They may give you an odd nip that you will hardly feel and I have never had one that has drawn blood. If they do nip it is more than likely because you are annoying them.
Why is my leveret making shallow grunting/growling noises?
This is because he is feeling either angry or threatened. He will make these noises to warn you that he is not happy! When a leveret is in server pain or feeling immense fear they may make a high pitched scream, this is not at all pleasant to hear.
Why has my leveret suddenly died when he was doing so well?
This could be for a number of reasons. It could be a build up of stress, leverets are timid creatures and are prone to stress. It may be because of a virus that you don't always see signs of. Over a 24 hour period he may go off his food, have a bloated tummy and /or diarrhoea then die. There may have been an internal problem from birth that you would not of had any knowledge of or maybe he was injured internally by an other animal before he was rescued.
Tips to Success:
Don't over handle your leveret.
He will become tame (imprinted) which when released will put him at a disadvantage.
Don't be tempted deviate from the feeding patten suggested.
You must try to keep your leveret to a routine close to what he would experience in the wild.

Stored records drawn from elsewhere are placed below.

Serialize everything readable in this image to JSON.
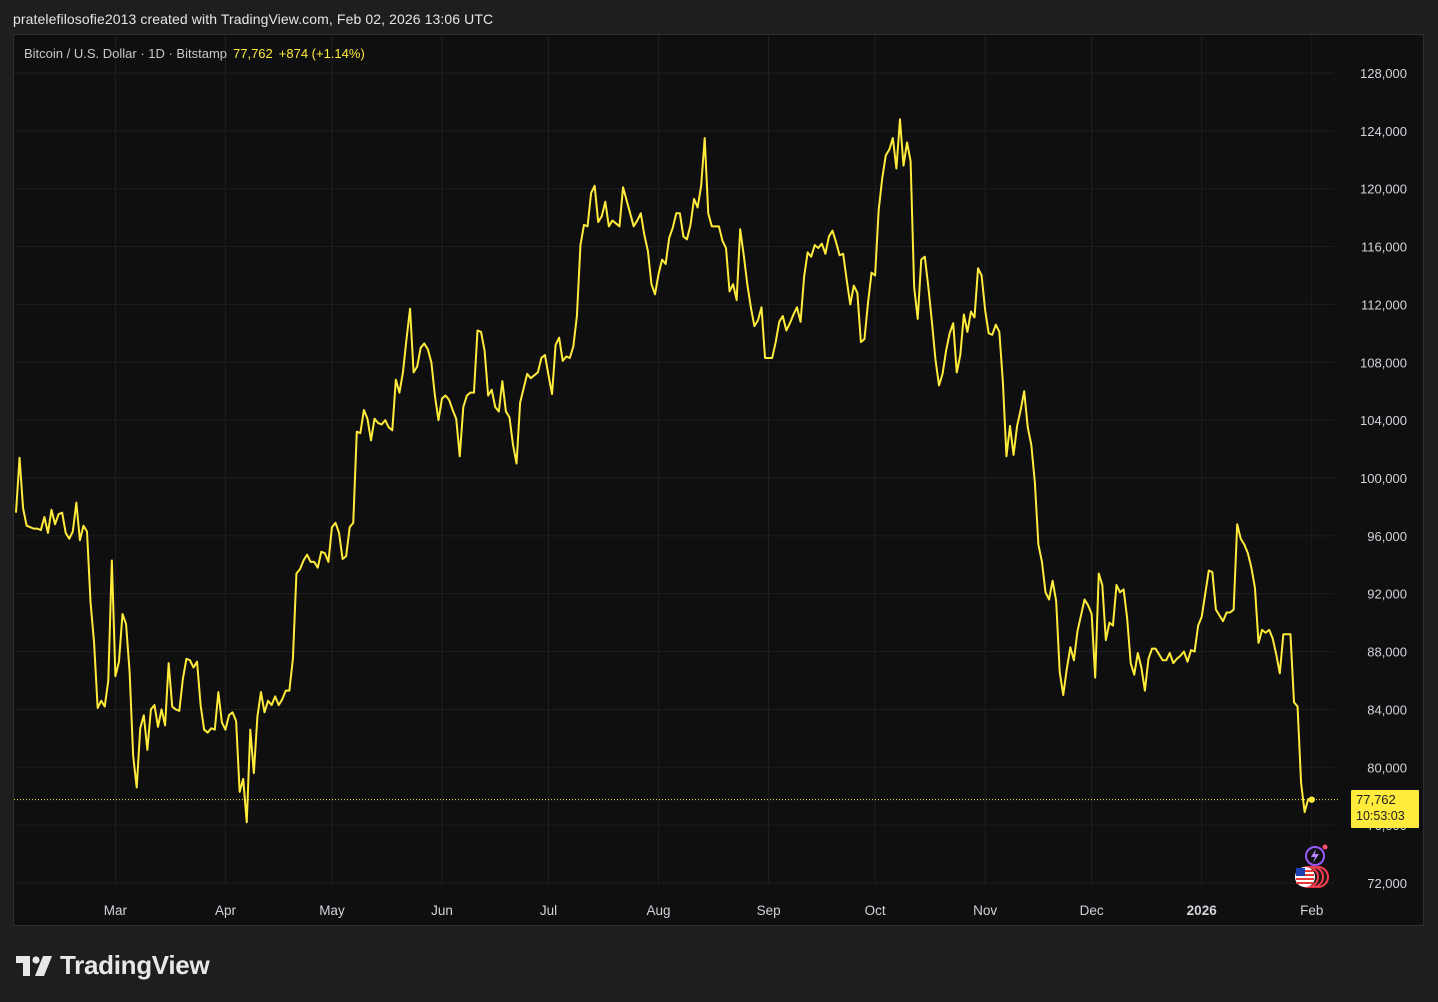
{
  "caption": "pratelefilosofie2013 created with TradingView.com, Feb 02, 2026 13:06 UTC",
  "legend": {
    "symbol": "Bitcoin / U.S. Dollar · 1D · Bitstamp",
    "price": "77,762",
    "change": "+874 (+1.14%)"
  },
  "last_price": {
    "value": "77,762",
    "countdown": "10:53:03"
  },
  "brand": "TradingView",
  "colors": {
    "line": "#ffeb3b",
    "background": "#0f0f0f",
    "grid": "#1f1f1f",
    "axis_text": "#d1d4dc"
  },
  "icons": [
    "lightning-icon",
    "us-flag-icon"
  ],
  "chart_data": {
    "type": "line",
    "title": "Bitcoin / U.S. Dollar · 1D · Bitstamp",
    "xlabel": "",
    "ylabel": "",
    "ylim": [
      70000,
      130000
    ],
    "y_ticks": [
      72000,
      76000,
      80000,
      84000,
      88000,
      92000,
      96000,
      100000,
      104000,
      108000,
      112000,
      116000,
      120000,
      124000,
      128000
    ],
    "y_tick_labels": [
      "72,000",
      "76,000",
      "80,000",
      "84,000",
      "88,000",
      "92,000",
      "96,000",
      "100,000",
      "104,000",
      "108,000",
      "112,000",
      "116,000",
      "120,000",
      "124,000",
      "128,000"
    ],
    "x_ticks": [
      {
        "label": "Mar",
        "date": "2025-03-01"
      },
      {
        "label": "Apr",
        "date": "2025-04-01"
      },
      {
        "label": "May",
        "date": "2025-05-01"
      },
      {
        "label": "Jun",
        "date": "2025-06-01"
      },
      {
        "label": "Jul",
        "date": "2025-07-01"
      },
      {
        "label": "Aug",
        "date": "2025-08-01"
      },
      {
        "label": "Sep",
        "date": "2025-09-01"
      },
      {
        "label": "Oct",
        "date": "2025-10-01"
      },
      {
        "label": "Nov",
        "date": "2025-11-01"
      },
      {
        "label": "Dec",
        "date": "2025-12-01"
      },
      {
        "label": "2026",
        "date": "2026-01-01",
        "bold": true
      },
      {
        "label": "Feb",
        "date": "2026-02-01"
      }
    ],
    "grid": true,
    "legend": "top-left",
    "series": [
      {
        "x_start": "2025-02-01",
        "interval": "1D",
        "values": [
          97600,
          101400,
          97900,
          96700,
          96600,
          96500,
          96500,
          96400,
          97300,
          96200,
          97800,
          96800,
          97500,
          97600,
          96200,
          95800,
          96300,
          98300,
          95700,
          96700,
          96300,
          91400,
          88600,
          84100,
          84600,
          84200,
          86000,
          94300,
          86300,
          87300,
          90600,
          89900,
          86600,
          80800,
          78600,
          82700,
          83600,
          81200,
          84000,
          84300,
          82800,
          84000,
          82900,
          87200,
          84200,
          84000,
          83900,
          86100,
          87500,
          87400,
          86900,
          87300,
          84300,
          82600,
          82400,
          82700,
          82600,
          85200,
          83100,
          82600,
          83600,
          83800,
          83200,
          78300,
          79200,
          76200,
          82600,
          79600,
          83500,
          85200,
          83800,
          84600,
          84300,
          84900,
          84300,
          84700,
          85300,
          85300,
          87500,
          93400,
          93700,
          94300,
          94700,
          94200,
          94200,
          93800,
          94900,
          94800,
          94200,
          96600,
          96900,
          96200,
          94400,
          94600,
          96600,
          96900,
          103200,
          103100,
          104700,
          104100,
          102600,
          104100,
          103800,
          103700,
          104000,
          103500,
          103300,
          106800,
          105900,
          107300,
          109600,
          111700,
          107300,
          107700,
          109000,
          109300,
          108900,
          108000,
          105700,
          104000,
          105500,
          105700,
          105400,
          104700,
          104100,
          101500,
          104900,
          105700,
          105900,
          105900,
          110200,
          110100,
          108800,
          105700,
          106100,
          104900,
          104600,
          106700,
          104600,
          104200,
          102300,
          101000,
          105200,
          106200,
          107200,
          106900,
          107100,
          107300,
          108300,
          108500,
          107100,
          105800,
          109200,
          109700,
          108100,
          108400,
          108300,
          109100,
          111200,
          116100,
          117500,
          117400,
          119700,
          120200,
          117700,
          118100,
          119100,
          117400,
          117800,
          117600,
          117400,
          120100,
          119200,
          118300,
          117400,
          117800,
          118300,
          116800,
          115700,
          113400,
          112700,
          114100,
          115100,
          114800,
          116600,
          117300,
          118300,
          118300,
          116700,
          116500,
          117500,
          119300,
          118700,
          120200,
          123500,
          118300,
          117400,
          117400,
          117400,
          116400,
          115900,
          112900,
          113400,
          112300,
          117200,
          115400,
          113400,
          111800,
          110500,
          110900,
          111800,
          108300,
          108300,
          108300,
          109400,
          110800,
          111200,
          110200,
          110700,
          111300,
          111800,
          110800,
          113900,
          115600,
          115300,
          116100,
          115900,
          116200,
          115500,
          116700,
          117100,
          116300,
          115400,
          115500,
          113700,
          112000,
          113300,
          112800,
          109400,
          109600,
          112100,
          114200,
          114000,
          118500,
          120700,
          122300,
          122700,
          123500,
          121400,
          124800,
          121600,
          123200,
          121900,
          113200,
          111000,
          115100,
          115300,
          113200,
          110800,
          108200,
          106400,
          107200,
          108800,
          110000,
          110700,
          107300,
          108500,
          111300,
          110100,
          111500,
          111100,
          114500,
          114000,
          111600,
          110000,
          109900,
          110600,
          110100,
          106600,
          101500,
          103600,
          101600,
          103600,
          104700,
          106000,
          103500,
          102300,
          99700,
          95400,
          94200,
          92100,
          91600,
          92900,
          91500,
          86600,
          85000,
          86800,
          88300,
          87400,
          89400,
          90500,
          91600,
          91200,
          90600,
          86200,
          93400,
          92600,
          88800,
          90000,
          89800,
          92600,
          92100,
          92300,
          90300,
          87200,
          86400,
          87900,
          86900,
          85300,
          87500,
          88200,
          88200,
          87800,
          87400,
          87400,
          87900,
          87200,
          87500,
          87700,
          88000,
          87300,
          88100,
          88000,
          89800,
          90400,
          92000,
          93600,
          93500,
          90900,
          90500,
          90100,
          90700,
          90700,
          90900,
          96800,
          95800,
          95400,
          94800,
          93800,
          92400,
          88600,
          89500,
          89300,
          89500,
          88900,
          87800,
          86500,
          89200,
          89200,
          89200,
          84500,
          84200,
          78900,
          76900,
          77800,
          77762
        ]
      }
    ]
  }
}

They don't need, nor are they use to being fed every few hours. The more feeds you give him the less quantity he will take so you will then need to feed him more, more feeding means handling him more, more handling, more stress for the leveret!
Keep him away from domestic noises, pets and family activity.
All these will cause stress to your leveret and leverets can die of stress. If they get used to human voices, dogs, cats and children they will not fear these once back in the wild.
Do not keep you leveret near birds or fowl.
This could have respiratory problems for your leveret, also they they peck and could cause injuries to your leveret.
Give your leveret some fresh air.
As long as it's not wet and or windy you can put your leveret outside. The wire top of his cage will be big enough when he is little, then a hutch with a run when he is a bit bigger, please see my housing information and equipment used. You MUST ensure that what ever it is that it is secure. Check for gaps around the base, weigh it down on the corners with bricks, cover half of it with a sheet or towel for shade and provide an up turned open fronted box with hay bedding. Do not put them out if you are not going to be at home, and unless you have something that is under wired fox/badger/rat proof and secure NEVER leave them out after dark/overnight. You could overnight them in a secure shed.
Try to keep their diet as natural as possible.
Keep their milk warm.
Leverets won't feed well if their milk feeds are not warm. Always check the temperature before feeding, not hot or cold.
Leverets don't like being turned over.
Leverets do not like being on their backs or turned over. When feeding him let him sit on all fours on your lap with one of your hands gently on his back. If you try to turn him over he will spin his hind legs to try and right himself and in doing this he could damage his spine
Always aim to be the only person to handle him.
It's best not to share the hand rearing of a leveret, doing so could cause a lot of stress for him as would other people or children picking him up. If you have children and you feel you want to show them the leveret keep it brief, let them have a quick and quiet stroke but explain that it will be a one off. Explain to them why you are doing this and that it will be the best for the leveret. You could allow them to look in on them from a distance and quietly. It will be educational for the children to share the experience and learn about how the needs of wildlife are different than that of the pets we keep at home.
Always aim to release your leveret.
If you tame your leveret and/or keep him longer than necessary you will most likely end up with a juvenile hare that will chew parts of your home, run wild and damage himself or home contents and out grow any housing you could provide. Their natural instincts WILL kick in so please release them when the time is right to do so.